The Kansas House passed the largest tax increase in state history on Thursday by a final vote of 76-48, and also initially passed via voice vote borrowing against long-term investments after placing them back with the Pooled Money Investment Board to fill in a $320 million budget hole. In addition, the House passed the recission bill on a voice vote as well.
Representative Trevor Jacobs of Fort Scott voted against the tax increase. “The state promised incentives for growth,” he said. “Now that the citizens have invested in our communities, they are being subjected to retroactive penalties and higher taxes by the state.

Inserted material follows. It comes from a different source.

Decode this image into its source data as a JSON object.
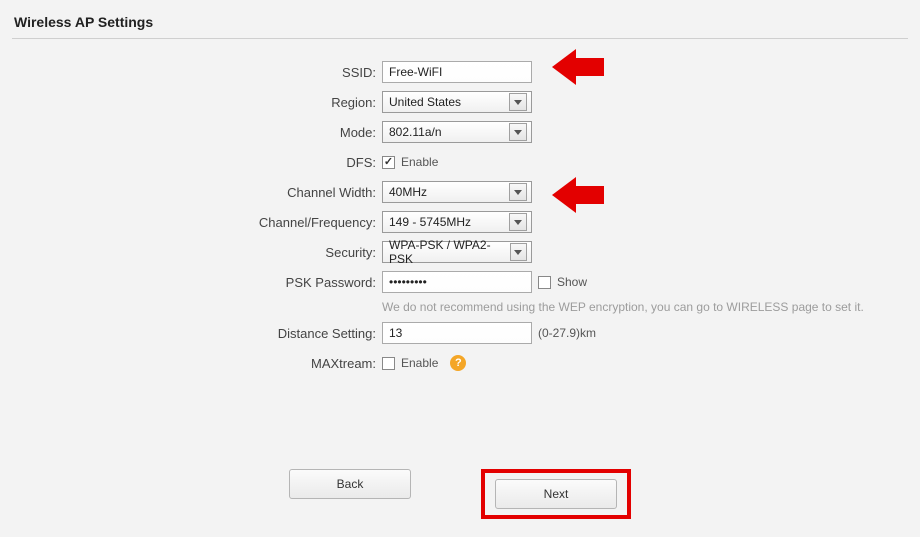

How can the state ask for prosperity when it cuts the vital roots of growth?”
Jacobs then quoted former President Ronald Reagan, “The problem is not the people are taxed too little. The problem is government spends too much.”
Republican House Majority Leader Don Hineman voted for the tax increase.
“Since the day the tax cut was first proposed and adopted in 2012, I have been convinced that the plan went too far, too fast,” said Hineman. “It created an inequitable tax system and destabilized state revenues. As elected officials, we have an obligation to spend the people’s tax money wisely and reduce taxes when possible, but we are also obligated to responsibly fund government and to provide those services that the people of Kansas need and expect.”
Though the margin was strong, it was not-veto proof, as that would have taken 84 votes in the House.
The Kansas Senate will debate the measure before they go home for the weekend.
Senate President Susan Wagle told the Lawrence Journal-World, “That bill has momentum.”
Governor Sam Brownback has said that he will not sign the measure. Governors can let bills become law without their signature.